Vienna’s merchant bankers and military contractors figure prominently during the late 17th and 18th century, especially during the nearly continuous warfare between 1688 and 1718 when the Habsburg monarchy was part of the ‘Grand Alliance’ against Louis XIV while at the same time emerging as a European great power out of its epic struggle with the Ottomans. The Jewish ‘court factor’ Samuel Oppenheimer, Vienna’s principal banker and military contractor, will be analysed as a major facilitator of the decisive external resource mobilisation the Habsburg monarchy was able to conduct during its ‘Age of Heroes’. Yet his position vis-à-vis the Habsburg administration, considering various competing military contractors and financers, seems not to have been as monopoly-like as often presented. However, the financial crash following Oppenheimer’s death in 1703 revealed the extent to which the Habsburg monarchy’s war effort depended on credit and resources procured from outside its own jurisdictions, and prompted wide-ranging administrative reforms as well as the foundation of the Viennese banking sector.
Not only through the example of Oppenheimer, but also by tracing the paths and networks of individuals like the Swiss born Calvinist banker, manufacturer and military contractor Johann von Fries (1719-85) the study aims to investigate the role of religion alongside kinship in fiscal-military networks as well as to examine the various cultural aspects of military contracting, particularly in a major courtly residence and cultural centre like Vienna.
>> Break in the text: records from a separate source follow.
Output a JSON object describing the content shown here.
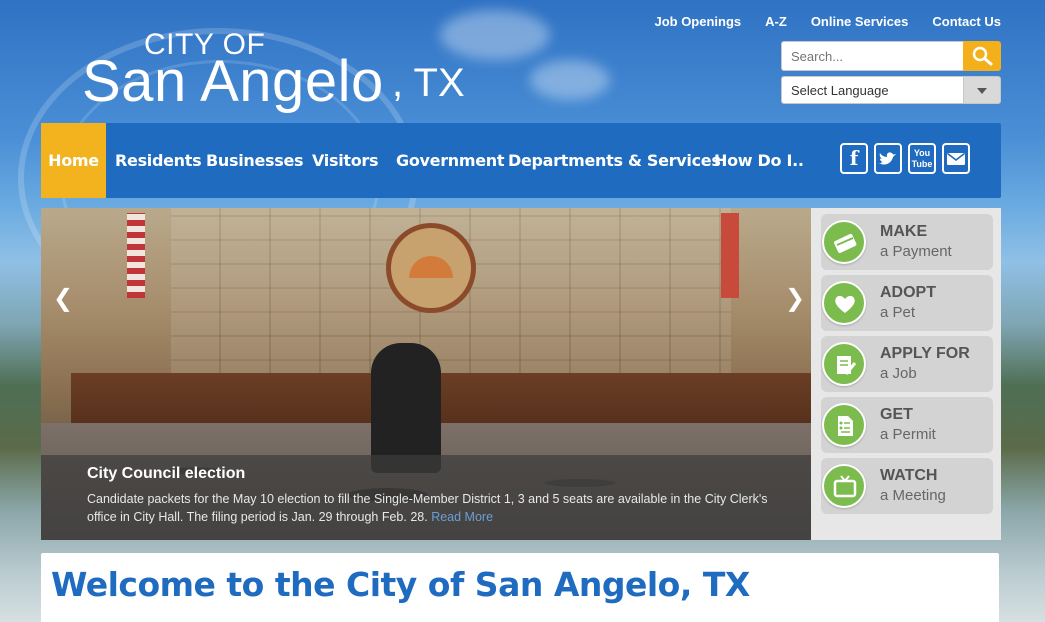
{
  "header": {
    "logo_line1": "CITY OF",
    "logo_line2": "San Angelo",
    "logo_line3": ", TX",
    "top_links": [
      "Job Openings",
      "A-Z",
      "Online Services",
      "Contact Us"
    ],
    "search_placeholder": "Search...",
    "language_label": "Select Language"
  },
  "nav": {
    "items": [
      "Home",
      "Residents",
      "Businesses",
      "Visitors",
      "Government",
      "Departments & Services",
      "How Do I.."
    ],
    "social": [
      {
        "label": "f",
        "icon": "facebook-icon"
      },
      {
        "label": "t",
        "icon": "twitter-icon"
      },
      {
        "label": "You Tube",
        "icon": "youtube-icon"
      },
      {
        "label": "",
        "icon": "email-icon"
      }
    ]
  },
  "slider": {
    "title": "City Council election",
    "description": "Candidate packets for the May 10 election to fill the Single-Member District 1, 3 and 5 seats are available in the City Clerk's office in City Hall. The filing period is Jan. 29 through Feb. 28.",
    "read_more": "Read More",
    "prev": "❮",
    "next": "❯"
  },
  "quick_links": [
    {
      "big": "MAKE",
      "small": "a Payment",
      "icon": "payment-card-icon"
    },
    {
      "big": "ADOPT",
      "small": "a Pet",
      "icon": "pet-heart-icon"
    },
    {
      "big": "APPLY FOR",
      "small": "a Job",
      "icon": "job-application-icon"
    },
    {
      "big": "GET",
      "small": "a Permit",
      "icon": "permit-document-icon"
    },
    {
      "big": "WATCH",
      "small": "a Meeting",
      "icon": "tv-icon"
    }
  ],
  "welcome": {
    "heading": "Welcome to the City of San Angelo, TX"
  },
  "colors": {
    "nav_blue": "#1f6bbf",
    "accent_yellow": "#f3b31f",
    "quick_green": "#7cbb4d"
  }
}
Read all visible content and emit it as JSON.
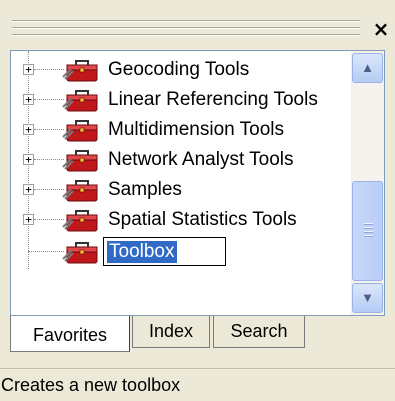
{
  "window": {
    "close_glyph": "×"
  },
  "tree": {
    "items": [
      {
        "label": "Geocoding Tools",
        "expander": "+",
        "icon": "toolbox-icon"
      },
      {
        "label": "Linear Referencing Tools",
        "expander": "+",
        "icon": "toolbox-icon"
      },
      {
        "label": "Multidimension Tools",
        "expander": "+",
        "icon": "toolbox-icon"
      },
      {
        "label": "Network Analyst Tools",
        "expander": "+",
        "icon": "toolbox-icon"
      },
      {
        "label": "Samples",
        "expander": "+",
        "icon": "toolbox-icon"
      },
      {
        "label": "Spatial Statistics Tools",
        "expander": "+",
        "icon": "toolbox-icon"
      }
    ],
    "editing_item": {
      "value": "Toolbox",
      "icon": "toolbox-icon"
    }
  },
  "scrollbar": {
    "up_glyph": "▲",
    "down_glyph": "▼"
  },
  "tabs": [
    {
      "label": "Favorites",
      "active": true
    },
    {
      "label": "Index",
      "active": false
    },
    {
      "label": "Search",
      "active": false
    }
  ],
  "status": {
    "text": "Creates a new toolbox"
  },
  "colors": {
    "selection": "#316ac5",
    "toolbox_red": "#c0171b",
    "panel_bg": "#ece9d8"
  }
}
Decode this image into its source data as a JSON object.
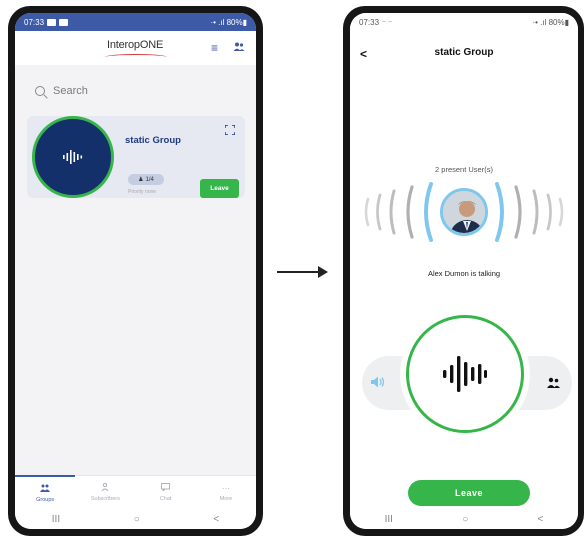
{
  "left_phone": {
    "statusbar": {
      "time": "07:33",
      "battery": "·• .ıl 80%▮"
    },
    "header": {
      "logo_text": "InteropONE"
    },
    "search": {
      "placeholder": "Search"
    },
    "group_card": {
      "title": "static Group",
      "member_count": "1/4",
      "subtitle": "Priority none",
      "leave_label": "Leave"
    },
    "bottom_nav": [
      {
        "label": "Groups",
        "icon": "groups-icon"
      },
      {
        "label": "Subscribers",
        "icon": "subscribers-icon"
      },
      {
        "label": "Chat",
        "icon": "chat-icon"
      },
      {
        "label": "More",
        "icon": "more-icon"
      }
    ],
    "system_nav": {
      "recents": "III",
      "home": "○",
      "back": "<"
    }
  },
  "right_phone": {
    "statusbar": {
      "time": "07:33",
      "battery": "·• .ıl 80%▮"
    },
    "header": {
      "back": "<",
      "title": "static Group"
    },
    "present_users": "2 present User(s)",
    "talking_status": "Alex Dumon is talking",
    "leave_label": "Leave",
    "system_nav": {
      "recents": "III",
      "home": "○",
      "back": "<"
    }
  },
  "colors": {
    "brand_blue": "#3c5aa6",
    "dark_navy": "#14306b",
    "green": "#36b54a",
    "wave_blue": "#7fc7ee"
  }
}
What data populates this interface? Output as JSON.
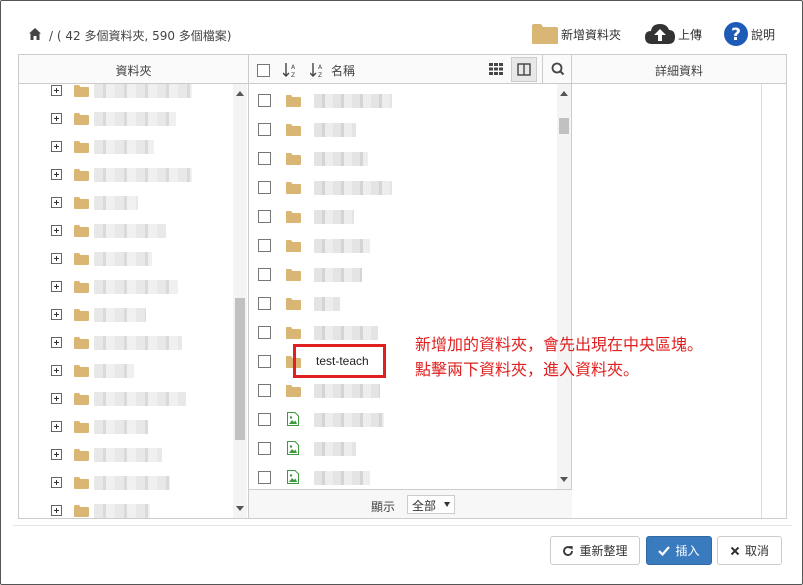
{
  "toolbar": {
    "path_text": "/ ( 42 多個資料夾, 590 多個檔案)",
    "new_folder_label": "新增資料夾",
    "upload_label": "上傳",
    "help_label": "說明"
  },
  "left_pane": {
    "title": "資料夾"
  },
  "middle_pane": {
    "name_header": "名稱",
    "new_folder_name": "test-teach",
    "footer_show_label": "顯示",
    "footer_select_value": "全部"
  },
  "right_pane": {
    "title": "詳細資料"
  },
  "annotation": {
    "line1": "新增加的資料夾，會先出現在中央區塊。",
    "line2": "點擊兩下資料夾，進入資料夾。"
  },
  "buttons": {
    "refresh_label": "重新整理",
    "insert_label": "插入",
    "cancel_label": "取消"
  },
  "colors": {
    "folder": "#d9b673",
    "image_icon": "#3c9a3c",
    "primary": "#3a7bbf",
    "annotation": "#e02020",
    "help_icon": "#1d5bb6"
  }
}
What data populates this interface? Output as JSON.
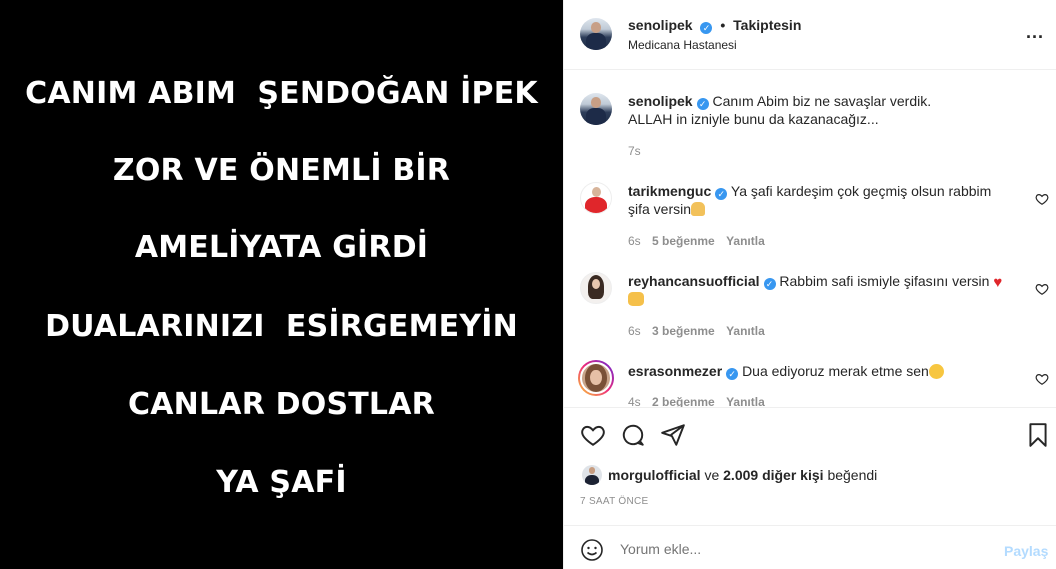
{
  "post_image": {
    "lines": [
      "CANIM ABIM  ŞENDOĞAN İPEK",
      "ZOR VE ÖNEMLİ BİR",
      "AMELİYATA GİRDİ",
      "DUALARINIZI  ESİRGEMEYİN",
      "CANLAR DOSTLAR",
      "YA ŞAFİ"
    ]
  },
  "header": {
    "username": "senolipek",
    "separator": "•",
    "follow_status": "Takiptesin",
    "location": "Medicana Hastanesi",
    "more_label": "..."
  },
  "caption": {
    "username": "senolipek",
    "line1": "Canım Abim biz ne savaşlar verdik.",
    "line2": "ALLAH in izniyle bunu da kazanacağız...",
    "time": "7s"
  },
  "comments": [
    {
      "username": "tarikmenguc",
      "line1": "Ya şafi kardeşim çok geçmiş olsun rabbim",
      "line2": "şifa versin",
      "time": "6s",
      "likes": "5 beğenme",
      "reply": "Yanıtla"
    },
    {
      "username": "reyhancansuofficial",
      "line1": "Rabbim safi ismiyle şifasını versin",
      "time": "6s",
      "likes": "3 beğenme",
      "reply": "Yanıtla"
    },
    {
      "username": "esrasonmezer",
      "line1": "Dua ediyoruz merak etme sen",
      "time": "4s",
      "likes": "2 beğenme",
      "reply": "Yanıtla"
    }
  ],
  "likes_line": {
    "user": "morgulofficial",
    "middle": "ve",
    "others": "2.009 diğer kişi",
    "suffix": "beğendi"
  },
  "timestamp": "7 SAAT ÖNCE",
  "composer": {
    "placeholder": "Yorum ekle...",
    "share_label": "Paylaş"
  },
  "colors": {
    "verified": "#3897f0",
    "share_disabled": "#b3dbff",
    "muted_text": "#8e8e8e"
  }
}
That the Habsburg court and the monarchy’s complex bureaucracy in Vienna formed crucial entrance points into fiscal-military networks which, however, necessitated skilful brokerage to liaise with is shown by the existence of specialised ‘regimental agents’ many German princes, who recruited significant proportions of the Habsburg army while securing rank-befitting military positions for their offspring, maintained in Vienna. Focussing the development of the Austro-Prussian rivalry through the example of the regimental agent and notorious ‘power broker’ Gustav Adolf von Gotter (1692-1762) promises to reveal in how far even this often-quoted ‘structural’ competition also involved a decent amount cooperation.
Spanning over the period under research, the study traces a selection of further central aspects to the European fiscal-military system, like naval affairs exemplified by the multifarious, often underestimated, if not overlooked naval projects pursued by the Habsburgs (e.g. Wallenstein’s Baltic fleet plan, the Danube flotillas, Archduke Charles’s ‘Austro-Venetian’ navy) which were heavily related to the mobilisation of strategic resources and expertise from abroad. The logistical challenges, yet also specific opportunities of alliance warfare, the management of imperial prerogatives and jurisdictions regarding recruiting, transit and garrison rights, billeting and contributions in the Holy Roman Empire and Imperial Italy as well as generally the peculiarities of mobilising external resources at Europe’s Eastern periphery form key questions of investigation.
Finally, glancing at the implications of the dissolution of the Holy Roman Empire in 1806 accompanied by the loss of imperial jurisdiction and major territorial amendments, the Habsburg monarchy’s confrontation with Revolutionary France and the Napoleonic Empire will be taken into perspective in terms of a supposed ‘Austrofication’ of fiscal-military conduct and the beginning decline of the European fiscal-military system.